Simple payment process: If you owe the IRS money, it’s simpler to pay at your advantage if you e-file. It’s possible to submit returns early and pay afterwards if needed, as long as you pay by the April 15 filing deadline. Additionally you have the choice to pay your balance by using the IRS Direct pay service from your checking or savings accounts, submitting a credit card through a payment processor for a fee, or paying by check or money order.
Digital storage of taxation data: Submitting returns electronically means there is an electronic copy of your tax records. If something happens to your paperwork, then you’ll have a digital backup.
The good news: Most taxpayers do decide to e-file and get those advantages — and the process of doing this is easy.
Employing online tax preparation software is far and away the favored approach of the majority of taxpayers. Actually, the IRS says it anticipated more than four tax returns to be submitted through tax return prep software.
Is e-filing really stable?
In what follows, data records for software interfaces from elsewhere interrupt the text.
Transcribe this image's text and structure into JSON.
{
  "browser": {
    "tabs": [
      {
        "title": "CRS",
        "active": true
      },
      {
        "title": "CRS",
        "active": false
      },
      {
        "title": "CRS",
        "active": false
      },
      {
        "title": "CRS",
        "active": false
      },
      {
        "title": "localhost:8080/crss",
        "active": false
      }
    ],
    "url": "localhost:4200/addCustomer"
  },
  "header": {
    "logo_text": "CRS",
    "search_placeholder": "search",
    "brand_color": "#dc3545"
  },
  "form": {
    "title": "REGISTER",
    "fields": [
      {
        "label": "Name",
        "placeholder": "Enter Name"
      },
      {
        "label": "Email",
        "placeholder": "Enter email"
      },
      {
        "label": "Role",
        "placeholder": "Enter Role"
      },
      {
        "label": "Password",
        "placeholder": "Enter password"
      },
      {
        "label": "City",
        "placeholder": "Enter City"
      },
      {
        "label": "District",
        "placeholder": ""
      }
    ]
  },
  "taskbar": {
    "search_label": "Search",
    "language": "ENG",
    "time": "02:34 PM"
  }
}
While e-filing is convenient, you could be worried about security — especially with all these data breaches. But experts agree this is not an issue which should dissuade you by e-filing.
“In fact, it may be more secure than paper filing since you’re sending your personal information through an encrypted network as opposed to exposing your data in the mail.”
Dennis Chow, vice president of information security at SCIS Security, explains the IRS has put security measures in place to keep your information safe. “Vendors typically utilize IRS specific APIs that require ab sessions,” Chow says. “All of this is routed over TLS encrypted connections.”
It is important to use a trustworthy service that will help you record your taxes. Chow advises to not e-file on a public computer or utilize an online connection that is not private.
For many taxpayers, it is sensible to e-file a return since it is the most convenient way to submit your tax information to the IRS and it allows for timely refunds and effortless payment options. Just make sure to use tax planning software from a trusted source, so that you may make certain the information which you supply to transmit to the IRS is going to be kept secure.